# If $x,y$ are elements of $\mathbb{R}$ and $x>0$ then there is a positive integer $n$ s.t. $nx > y$

Let $A$ be the set of all $nx$, where $n$ runs through the positive integers. If $nx \le y$, then $y$ would be an upper bound of $A$.

(start confused) But then $A$ has a least upper bound in $\mathbb{R}$.

(why? I know there is a theorem There exists an ordered field $\mathbb{R}$ which has the least-upper-bound property. What is this mean?)

Put $a = \sup A$. Since $x>0$, $a-x < a$, and $a-x$ is not an upper bound of $A$. Hence $a-x < mx$ for some positive integer $m$. (why $mx$ is greater then $a-x$? what property is this.) But then $a < (m+1)x$ where $(m+1)x$ is an element of $A$, which is impossible, since $a$ is an upper bound of $A$.

• Is this R any ring, or is this $\Bbb R$, the field of reals?
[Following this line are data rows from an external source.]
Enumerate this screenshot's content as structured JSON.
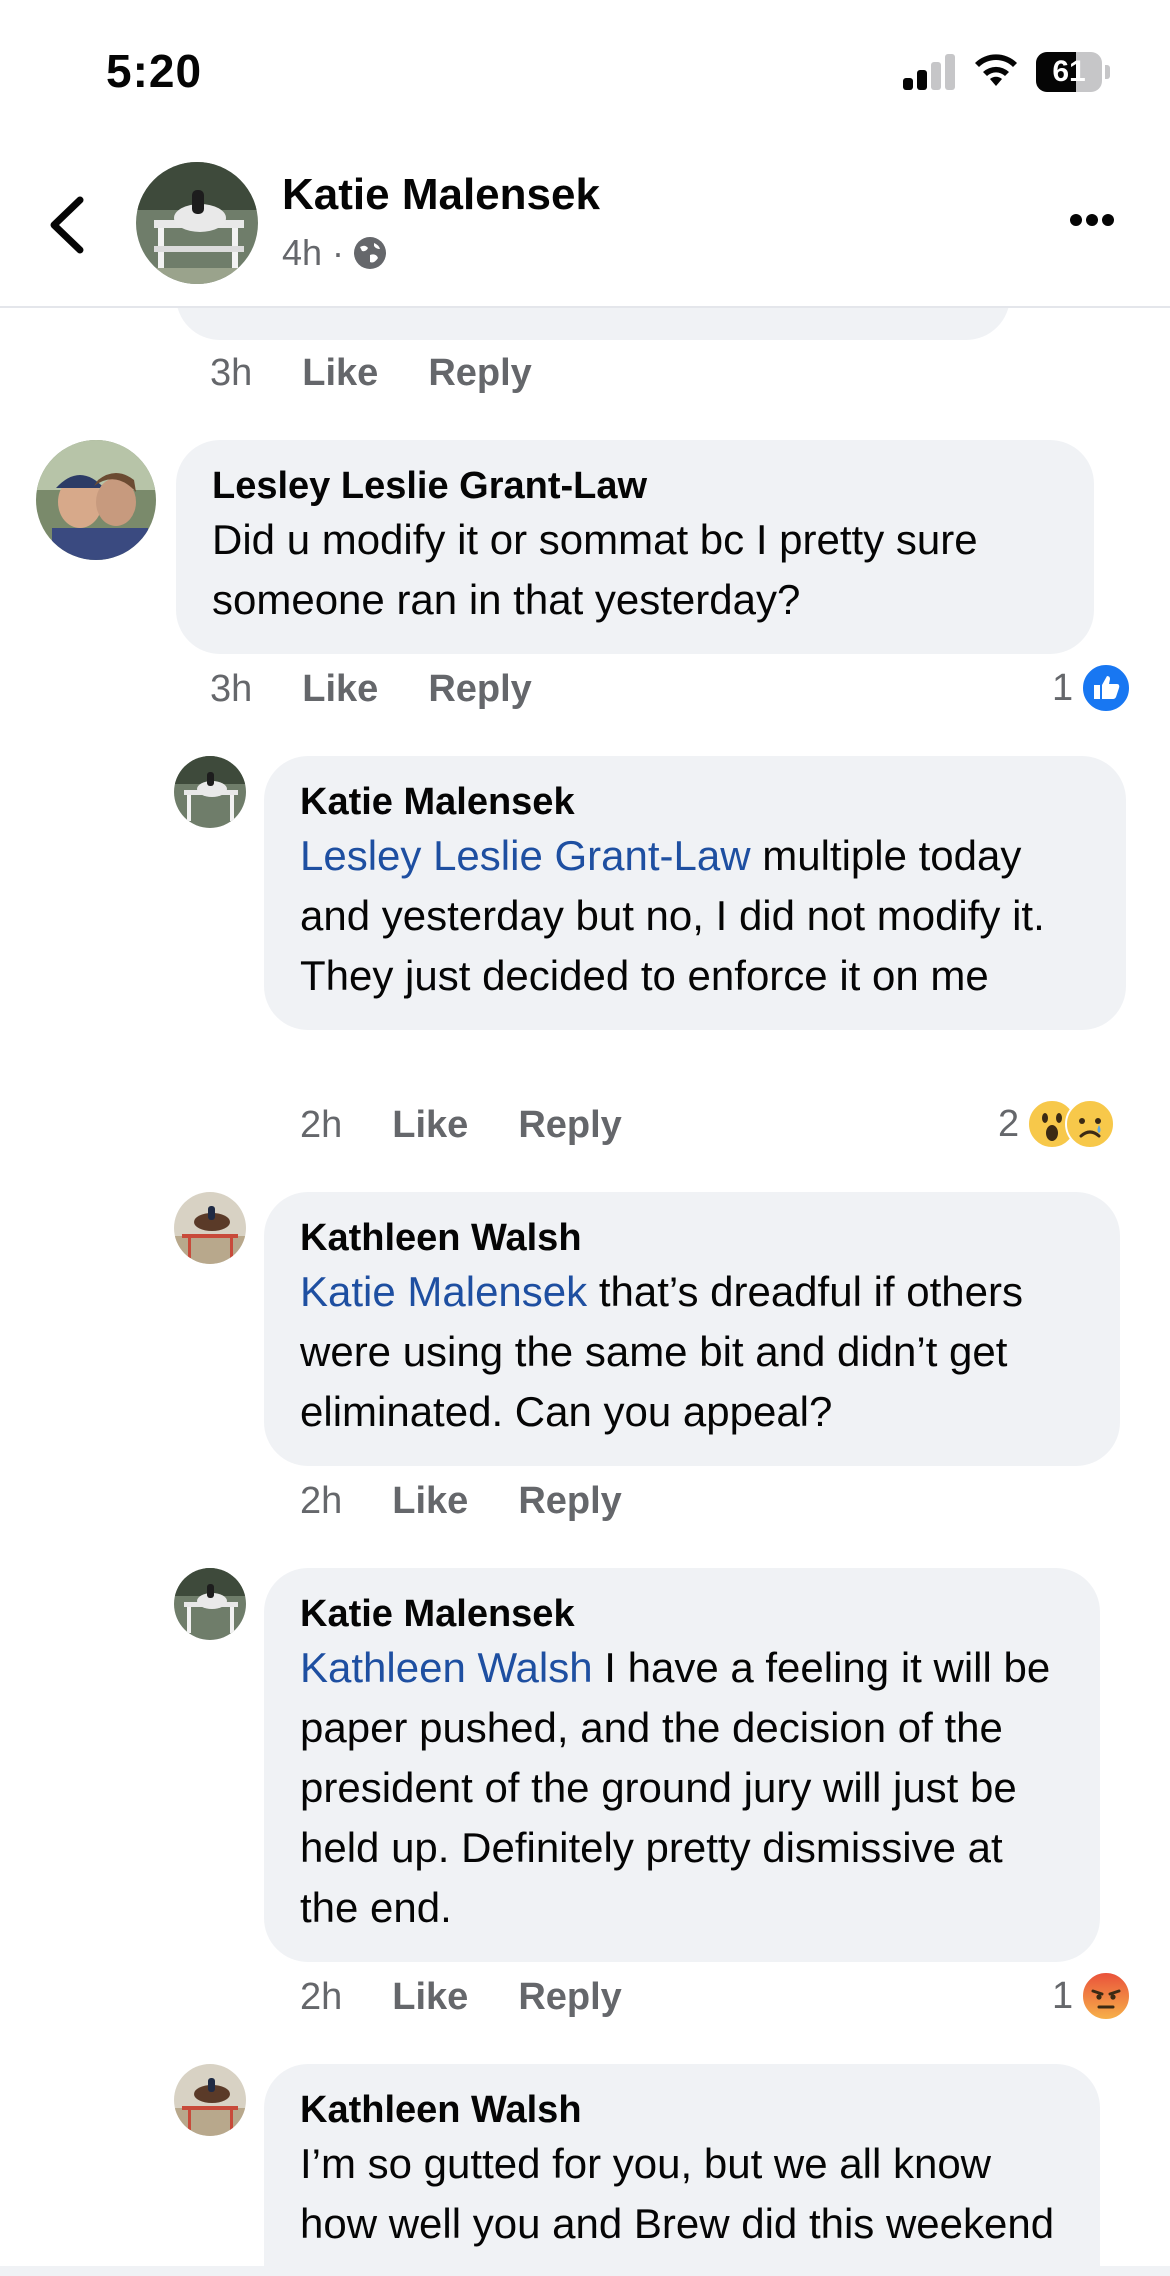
{
  "status_bar": {
    "time": "5:20",
    "battery": "61",
    "battery_level": 0.61
  },
  "header": {
    "name": "Katie Malensek",
    "meta": "4h ·",
    "icons": [
      "back-arrow-icon",
      "globe-icon",
      "more-icon"
    ]
  },
  "previous_comment": {
    "time": "3h",
    "like": "Like",
    "reply": "Reply"
  },
  "comments": [
    {
      "author": "Lesley Leslie Grant-Law",
      "text": "Did u modify it or sommat bc I pretty sure someone ran in that yesterday?",
      "time": "3h",
      "like": "Like",
      "reply": "Reply",
      "reaction_count": "1",
      "reaction_icons": [
        "like-reaction-icon"
      ]
    },
    {
      "author": "Katie Malensek",
      "mention": "Lesley Leslie Grant-Law",
      "text": " multiple today and yesterday but no, I did not modify it. They just decided to enforce it  on me",
      "time": "2h",
      "like": "Like",
      "reply": "Reply",
      "reaction_count": "2",
      "reaction_icons": [
        "wow-reaction-icon",
        "sad-reaction-icon"
      ]
    },
    {
      "author": "Kathleen Walsh",
      "mention": "Katie Malensek",
      "text": " that’s dreadful if others were using the same bit and didn’t get eliminated. Can you appeal?",
      "time": "2h",
      "like": "Like",
      "reply": "Reply"
    },
    {
      "author": "Katie Malensek",
      "mention": "Kathleen Walsh",
      "text": " I have a feeling it will be paper pushed, and the decision of the president of the ground jury will just be held up. Definitely pretty dismissive at the end.",
      "time": "2h",
      "like": "Like",
      "reply": "Reply",
      "reaction_count": "1",
      "reaction_icons": [
        "angry-reaction-icon"
      ]
    },
    {
      "author": "Kathleen Walsh",
      "text": "I’m so gutted for you, but we all know how well you and Brew did this weekend"
    }
  ],
  "colors": {
    "bubble": "#f0f2f5",
    "mention": "#1e4fa1",
    "secondary_text": "#65676b",
    "like_blue": "#1877f2"
  }
}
Commented Apr 28, 2013 at 1:09
• Sorry about that is a Real number field. I don know how to type that symbol. Commented Apr 28, 2013 at 1:10

For your second confusion part ($a-x$ not being an upper bound $\Longrightarrow a-x<mx$ for some $m$), what is the definition of an upper bound of a set? What is the negation of that definition?